In traditional Cambodian culture, every day of week is a different color. Mondays you wear yellow, Tuesdays you wear purple, and so on. Phally Seng, owner of Seyla Banteay Srey clothing boutique, embraces that color and and the tradition of her home country in her everyday life.
“When a customer comes in who doesn’t know what to grab, [Phally] has to know what the ceremony is,” Somali Osteen, a corridor manager for SEAMAAC, translates for Phally. “She will help them to point out the outfits, some of which correlate with the colors that go along with the occasion.”
Phally is a Cambodian refugee who first came to America in 1985 at 17 years old. She immediately settled in South Philadelphia and has considered the area her home ever since.
“This is the first place that she set her foot on, so it just feels like home,” Somali says on behalf of Phally. “It’s different from the other places that she’s been to because she knows this area better and she has friends living in the area. The Cambodian population in this area is increasing, and that’s why she decided to sell traditional clothing.”
Somali, a representative for the local community development corporation, approached Phally to tell her about resources that are available to help her business. Phally knew that she needed a sign for the exterior of her shop, so it was only natural for her to apply for the Storefront Improvement Program. She used the program for a bright new awning, allowing the exterior of her business to match the colorful goods she sells inside.
In Somali’s almost three years as a corridor manager on South 7th Street, she has helped numerous businesses transform their storefronts through the Department of Commerce’s program. Corridor managers like Somali are the friendly faces who are present in the neighborhoods every day, and can help spread information on how the City can help small businesses.
“Once they see that it’s something that they can benefit from, and it’s something that they need for their business, I will work with them to draft out a couple of designs to show them what this could be like if you would improve it and what the cost would be,” Somali explains.
Phally saw the potential of the Storefront Improvement Program and used it to better herself and her business. She is now able to service the surrounding community and anyone who is interested in traditional Cambodian clothing.

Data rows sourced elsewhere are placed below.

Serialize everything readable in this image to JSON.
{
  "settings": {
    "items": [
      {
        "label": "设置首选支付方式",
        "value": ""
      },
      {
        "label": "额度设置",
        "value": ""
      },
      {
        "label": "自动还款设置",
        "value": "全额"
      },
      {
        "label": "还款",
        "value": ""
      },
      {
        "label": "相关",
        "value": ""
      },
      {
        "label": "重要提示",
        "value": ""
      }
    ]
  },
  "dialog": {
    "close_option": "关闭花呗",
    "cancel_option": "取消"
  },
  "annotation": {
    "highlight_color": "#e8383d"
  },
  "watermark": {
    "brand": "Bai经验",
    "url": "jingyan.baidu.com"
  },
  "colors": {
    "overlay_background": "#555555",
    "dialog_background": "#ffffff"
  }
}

“The one important thing that I like is when customers come and they’re happy with our service and happy with our products,” Somali translates for Phally. “To see them happy makes her happy.”